Given records
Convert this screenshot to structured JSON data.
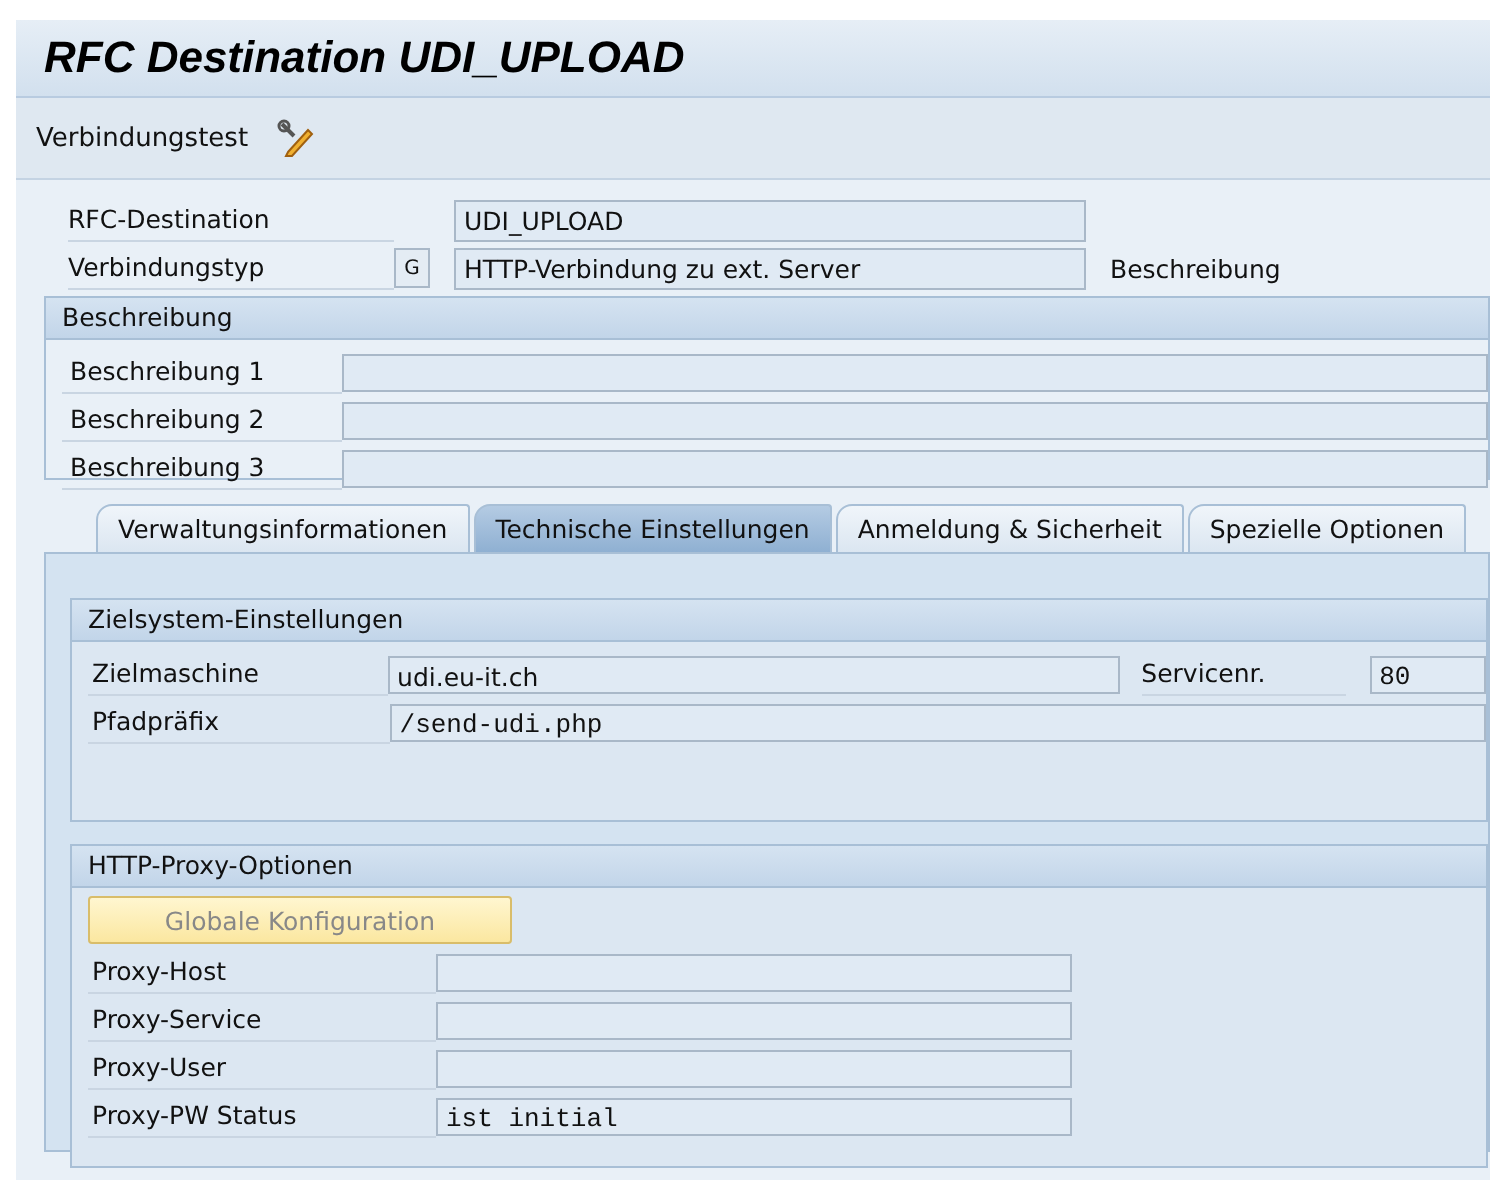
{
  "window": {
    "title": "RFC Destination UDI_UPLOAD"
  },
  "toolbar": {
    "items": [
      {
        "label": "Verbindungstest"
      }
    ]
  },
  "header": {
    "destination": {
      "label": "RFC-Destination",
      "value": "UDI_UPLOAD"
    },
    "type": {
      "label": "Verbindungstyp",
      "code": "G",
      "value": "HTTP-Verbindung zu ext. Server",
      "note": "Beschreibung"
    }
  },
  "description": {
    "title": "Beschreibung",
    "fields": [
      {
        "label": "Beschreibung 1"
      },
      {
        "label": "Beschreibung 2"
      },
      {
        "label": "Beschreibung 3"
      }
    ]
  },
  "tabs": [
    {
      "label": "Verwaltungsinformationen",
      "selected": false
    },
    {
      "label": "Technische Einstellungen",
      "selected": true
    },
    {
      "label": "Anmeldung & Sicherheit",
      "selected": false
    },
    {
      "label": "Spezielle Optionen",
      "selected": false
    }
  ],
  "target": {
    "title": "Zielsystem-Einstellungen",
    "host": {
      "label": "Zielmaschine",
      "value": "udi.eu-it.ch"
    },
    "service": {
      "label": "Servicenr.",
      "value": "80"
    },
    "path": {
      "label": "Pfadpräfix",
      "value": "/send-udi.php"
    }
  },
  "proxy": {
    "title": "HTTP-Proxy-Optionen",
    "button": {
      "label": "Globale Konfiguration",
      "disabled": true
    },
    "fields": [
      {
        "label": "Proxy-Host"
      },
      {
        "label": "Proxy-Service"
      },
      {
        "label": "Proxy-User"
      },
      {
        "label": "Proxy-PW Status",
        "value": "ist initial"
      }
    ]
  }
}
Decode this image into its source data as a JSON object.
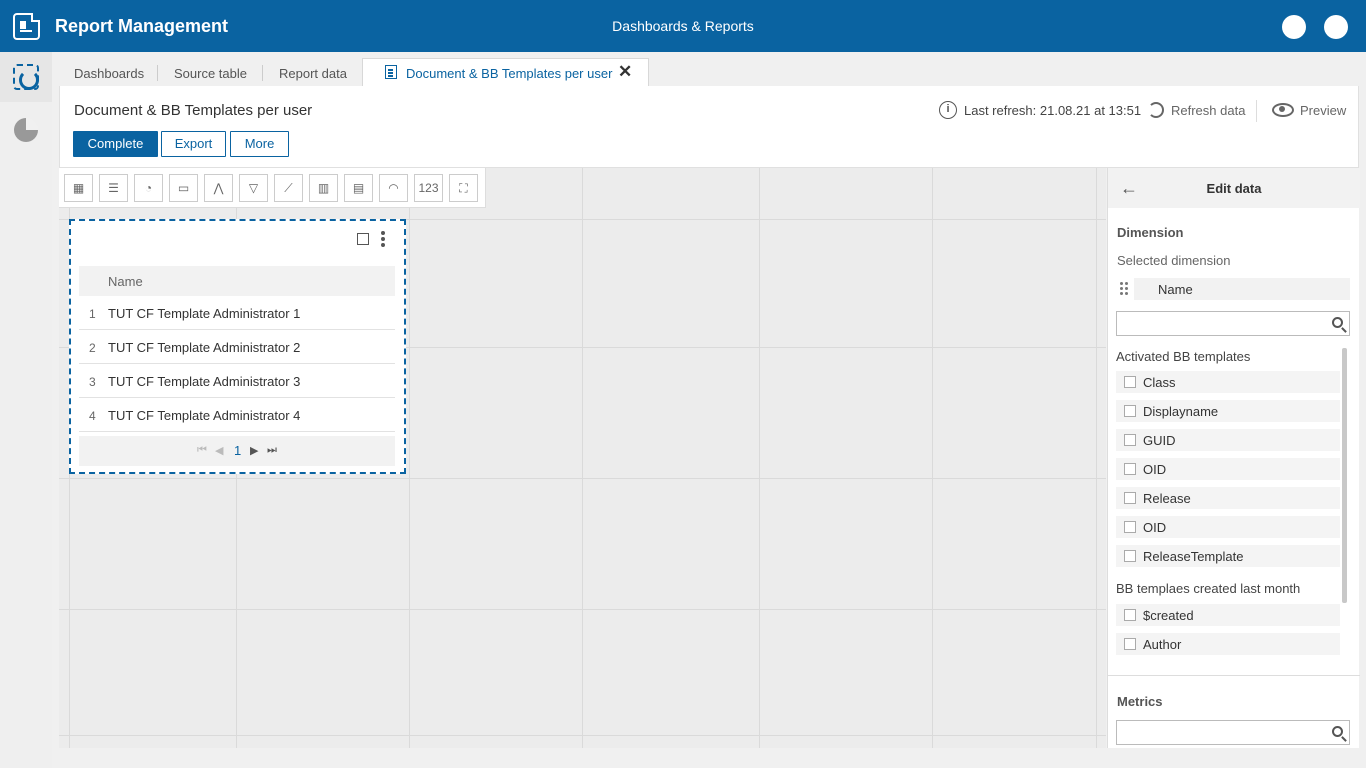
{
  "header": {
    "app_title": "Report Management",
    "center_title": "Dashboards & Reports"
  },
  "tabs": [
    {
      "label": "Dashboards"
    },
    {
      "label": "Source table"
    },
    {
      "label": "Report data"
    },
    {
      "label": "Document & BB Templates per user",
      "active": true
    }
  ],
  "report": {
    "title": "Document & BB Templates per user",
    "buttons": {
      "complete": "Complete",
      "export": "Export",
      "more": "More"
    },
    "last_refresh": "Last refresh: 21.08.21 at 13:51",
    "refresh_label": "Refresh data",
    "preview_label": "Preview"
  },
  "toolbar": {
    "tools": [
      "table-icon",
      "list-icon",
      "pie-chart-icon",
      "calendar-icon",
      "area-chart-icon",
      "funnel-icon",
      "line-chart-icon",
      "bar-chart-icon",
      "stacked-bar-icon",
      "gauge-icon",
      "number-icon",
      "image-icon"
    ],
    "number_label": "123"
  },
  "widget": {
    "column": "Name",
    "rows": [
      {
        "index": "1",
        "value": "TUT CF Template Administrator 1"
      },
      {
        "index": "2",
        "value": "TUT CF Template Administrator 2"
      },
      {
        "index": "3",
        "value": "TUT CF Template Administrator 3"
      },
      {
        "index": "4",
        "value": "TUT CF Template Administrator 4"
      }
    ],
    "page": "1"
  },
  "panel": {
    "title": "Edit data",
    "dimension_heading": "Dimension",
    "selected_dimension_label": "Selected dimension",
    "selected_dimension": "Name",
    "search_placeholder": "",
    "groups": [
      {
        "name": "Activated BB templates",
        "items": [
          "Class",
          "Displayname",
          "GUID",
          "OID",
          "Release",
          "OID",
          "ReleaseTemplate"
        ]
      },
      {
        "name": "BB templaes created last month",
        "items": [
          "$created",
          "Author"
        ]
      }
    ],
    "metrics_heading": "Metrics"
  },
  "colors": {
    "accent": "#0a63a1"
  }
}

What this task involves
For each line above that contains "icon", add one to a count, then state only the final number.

Response to the task
12